Microsoft finally stops bothering you to upgrade to Windows 10

Get Windows 10 app and related bloat finally ditched from Windows 7/8.1

Remember the Get Windows 10 (GWX) app? The one that constantly prodded Windows 7/8.1 users to upgrade to the newest OS? Well, it's finally been removed by Microsoft.

And about time too, you might rightly think – after all, didn't the free upgrade to Windows 10 offer expire at the end of July, almost two months ago now? Indeed it did, and while you might not have heard from GWX since, the program – and related nagging software – has still been sat on your PC.

Until now that is, because Microsoft has released an update which 'removes software related to the Windows 10 free upgrade offer'. And you can get it via Windows Update, unsurprisingly – you'll find it under optional updates, where it's labelled KB3184143 (although as ever the description given is just a vague bit of 'this resolves issues in Windows' patter).

The full description is given in the relevant Microsoft Knowledge Base article here, which actually shows that this gets rid of a number of pieces of software aside from GWX.

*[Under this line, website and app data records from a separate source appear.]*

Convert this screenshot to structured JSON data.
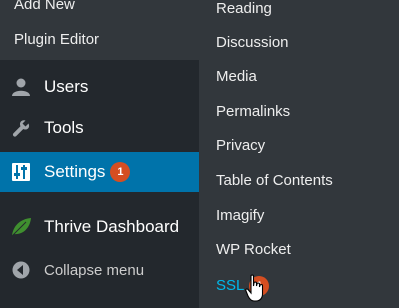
{
  "sidebar": {
    "submenu_items": [
      {
        "label": "Add New"
      },
      {
        "label": "Plugin Editor"
      }
    ],
    "menu_items": [
      {
        "label": "Users",
        "icon": "users-icon"
      },
      {
        "label": "Tools",
        "icon": "wrench-icon"
      },
      {
        "label": "Settings",
        "icon": "settings-sliders-icon",
        "badge": "1",
        "active": true
      },
      {
        "label": "Thrive Dashboard",
        "icon": "leaf-icon"
      },
      {
        "label": "Collapse menu",
        "icon": "collapse-arrow-icon"
      }
    ]
  },
  "flyout": {
    "items": [
      {
        "label": "Reading"
      },
      {
        "label": "Discussion"
      },
      {
        "label": "Media"
      },
      {
        "label": "Permalinks"
      },
      {
        "label": "Privacy"
      },
      {
        "label": "Table of Contents"
      },
      {
        "label": "Imagify"
      },
      {
        "label": "WP Rocket"
      },
      {
        "label": "SSL",
        "badge": "1",
        "current": true
      }
    ]
  },
  "colors": {
    "sidebar_bg": "#23282d",
    "submenu_bg": "#32373c",
    "active_bg": "#0073aa",
    "badge_bg": "#d54e21",
    "current_link": "#00b9eb"
  }
}
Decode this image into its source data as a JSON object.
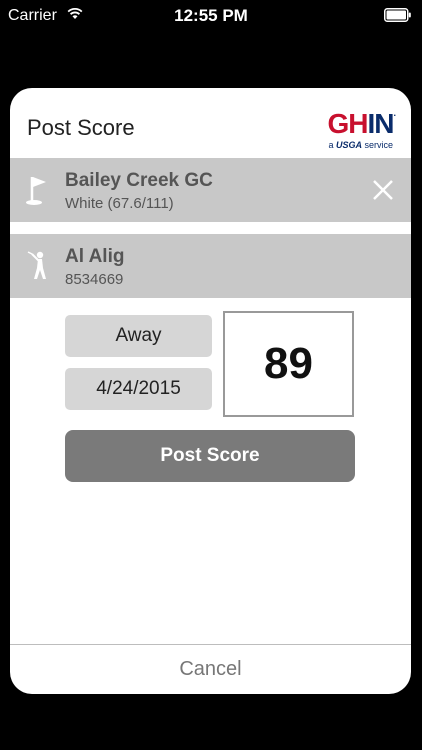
{
  "status_bar": {
    "carrier": "Carrier",
    "time": "12:55 PM"
  },
  "modal": {
    "title": "Post Score",
    "logo": {
      "brand_text": "GHIN",
      "tagline": "a USGA service"
    },
    "course": {
      "name": "Bailey Creek GC",
      "tees": "White (67.6/111)"
    },
    "player": {
      "name": "Al Alig",
      "ghin_number": "8534669"
    },
    "score_type": "Away",
    "date": "4/24/2015",
    "score": "89",
    "post_button_label": "Post Score",
    "cancel_label": "Cancel"
  },
  "colors": {
    "row_background": "#c8c8c8",
    "post_button": "#7a7a7a",
    "brand_red": "#c8102e",
    "brand_blue": "#0a2c6b"
  }
}
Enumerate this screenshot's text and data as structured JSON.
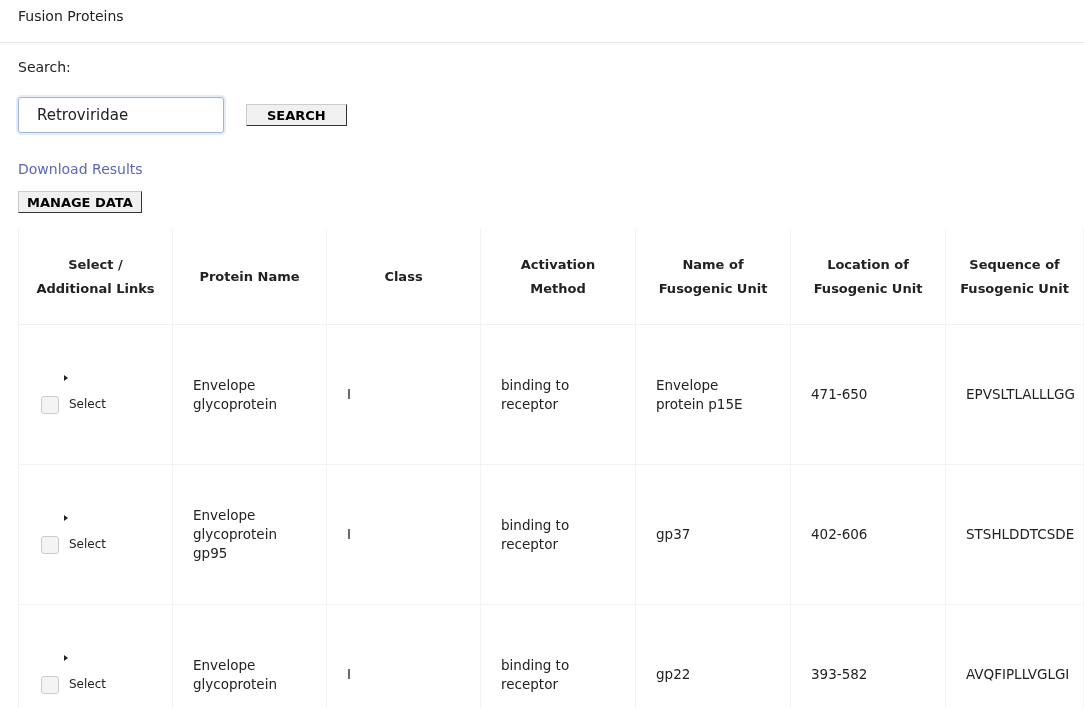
{
  "page": {
    "title": "Fusion Proteins"
  },
  "search": {
    "label": "Search:",
    "value": "Retroviridae",
    "button": "SEARCH"
  },
  "download_link": "Download Results",
  "manage_button": "MANAGE DATA",
  "table": {
    "columns": [
      "Select / Additional Links",
      "Protein Name",
      "Class",
      "Activation Method",
      "Name of Fusogenic Unit",
      "Location of Fusogenic Unit",
      "Sequence of Fusogenic Unit"
    ],
    "rows": [
      {
        "checked": false,
        "select_label": "Select",
        "protein_name": "Envelope glycoprotein",
        "class": "I",
        "activation_method": "binding to receptor",
        "unit_name": "Envelope protein p15E",
        "location": "471-650",
        "sequence": "EPVSLTLALLLGG"
      },
      {
        "checked": false,
        "select_label": "Select",
        "protein_name": "Envelope glycoprotein gp95",
        "class": "I",
        "activation_method": "binding to receptor",
        "unit_name": "gp37",
        "location": "402-606",
        "sequence": "STSHLDDTCSDE"
      },
      {
        "checked": false,
        "select_label": "Select",
        "protein_name": "Envelope glycoprotein",
        "class": "I",
        "activation_method": "binding to receptor",
        "unit_name": "gp22",
        "location": "393-582",
        "sequence": "AVQFIPLLVGLGI"
      }
    ]
  }
}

GWX's little helpers

So as well as dumping the Get Windows 10 app, it also removes 'Windows 8.1 OOBE modifications to reserve Windows 10' (along with an update for that piece of software), and the 'Windows 8.1 and Windows 7 SP1 end of free upgrade offer notification'. Along with a few other bits and pieces such as 'Internet Explorer 11 capabilities to upgrade Windows 8.1 and Windows 7'.

Which shows you just how serious Microsoft was about pushing Windows 10 over the course of the free offer. If you didn't already realize that from the amount of times the upgrade nag box popped up, and the controversial measures the company sometimes used when trying to get people to switch to its latest OS. Including the sort of tactics usually employed by spammers.

At any rate, this marks the official end of the GWX matter. We hope – because the bullheaded app had a habit of coming back when you uninstalled it via third-party solutions. We presume this won't be the case when you remove the thing via the official channels, though.

Via: Supersite Windows